Why are these employee resource groups important to pushing for diversity and inclusion at Essence?

DC: They encourage people to talk candidly about feedback or problems they have. Nothing will be solved if people are hiding how they’re actually feeling. 

MB: Other than Pirates, as mentioned by Doreen, we have different employee resource groups such as [email protected] and [email protected] to ensure that policies, frameworks and the culture that is being developed take into account the voice of everyone.

It also appears that, to achieve diversity in the workplace, you need to have two things: institutionalised measures, and active participation from employees.

DC: Definitely. If the leadership comes up with some policies and says we need to follow a certain way of working, but people aren’t bought into it, it’s difficult to ensure that their experience within the organisation is inclusive.

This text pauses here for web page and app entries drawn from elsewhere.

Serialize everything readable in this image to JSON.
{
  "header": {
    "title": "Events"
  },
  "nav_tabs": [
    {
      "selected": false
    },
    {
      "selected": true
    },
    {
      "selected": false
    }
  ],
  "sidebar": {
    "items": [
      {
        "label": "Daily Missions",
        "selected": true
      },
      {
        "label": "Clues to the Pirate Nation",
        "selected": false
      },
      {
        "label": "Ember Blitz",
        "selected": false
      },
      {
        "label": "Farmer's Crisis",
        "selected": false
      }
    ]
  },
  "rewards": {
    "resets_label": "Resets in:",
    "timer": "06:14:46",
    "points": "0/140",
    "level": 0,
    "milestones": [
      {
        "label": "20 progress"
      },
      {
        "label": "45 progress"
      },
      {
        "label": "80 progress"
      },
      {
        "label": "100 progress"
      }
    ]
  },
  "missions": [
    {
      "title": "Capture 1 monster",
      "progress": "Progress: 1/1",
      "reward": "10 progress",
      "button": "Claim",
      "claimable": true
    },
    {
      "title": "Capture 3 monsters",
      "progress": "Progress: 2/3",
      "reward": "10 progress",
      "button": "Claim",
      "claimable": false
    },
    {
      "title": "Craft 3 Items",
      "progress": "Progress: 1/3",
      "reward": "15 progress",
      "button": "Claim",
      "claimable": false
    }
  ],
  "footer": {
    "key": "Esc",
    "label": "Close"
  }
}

To achieve long-term success, organisation-wide effort and commitment need to be coupled with an iterative review process where policies are periodically reviewed to identify areas for improvement and evaluate effectiveness.

Monica, you have watched Essence grown in the past three years. How should the company ensure everyone, from top-level management to fresh graduates, feel included?

MB: That’s why you have KPIs - to ensure you have the rigour to see that the culture the organisation started off with continues as the organisation scales. At Essence, we have KPIs of where we want to take diversity. Having checks and balances in place help ensure that everyone is heard. When you started, you probably had a good diversity ratio, so you need to check in on a regular basis - which KPI has scaled, which has declined? This helps maintain the ratio and is the reason why organisations, while having diversity as inherent to their culture, still need KPIs in place.

Focusing on gender diversity - where do you think APAC is, and what do you hope to see in five years’ time?

MB: We’ve definitely made progress. I’ve talked about the culture shift. The environments within organisations are being made more flexible, which is important for diversity to exist. Where can we do more? A colleague of mine once said, if we truly want to drive diversity, it needs to be reflected at the training stage - Doreen was given training in [ad] tech, which was an environment traditionally known to be dominated by males. When we build a diverse multi-generational workforce, there needs to be training opportunities at the grassroots level. So we don’t reach a stage where we don’t have diversity because we don’t have people with that skill set.

DC: One of the challenges companies face is female representation at the upper management and C-suite levels. This is an area that Essence is also focusing on. I think diversity and inclusion is still going to be a topic in five, or ten years’ time, as it is not only a topic related to companies, but also the society. In five years’ time, rather than talking about KPIs and ratios, I hope the discussion will have pivoted to “how do we get the most out of a diverse workforce”.

MB: It’s important to continue to build awareness - but it’s also time for solutions. We need to pivot towards a solution-oriented approach as we’re past the awareness phase.

What advice would you give to future female leaders?

MB: There are three things. First, don’t be afraid to speak, don’t be afraid to fail. Second, create your own definition of success - don’t try to fit into how men have defined success, and third, seek external and internal perspectives, and have mentors and allies. A large part of my success is owed to the people I surround myself with, both men and women, who genuinely care about my progress and give me candid feedback. At GroupM’s Walk the Talk programme, they say, you need to count on people as allies - people who’ll speak for you when you aren’t in the room.

DC: Find a company whose culture holds true to your own values. The interview process is a great time for you to find out about the company’s culture. Secondly, be open to new opportunities and embrace people from different backgrounds.

This article was originally published on Campaign Asia-Pacific. This is part of an article series for Women to Watch 2020, created in partnership with Campaign Asia-Pacific as part of Essence's diversity and inclusion initiatives.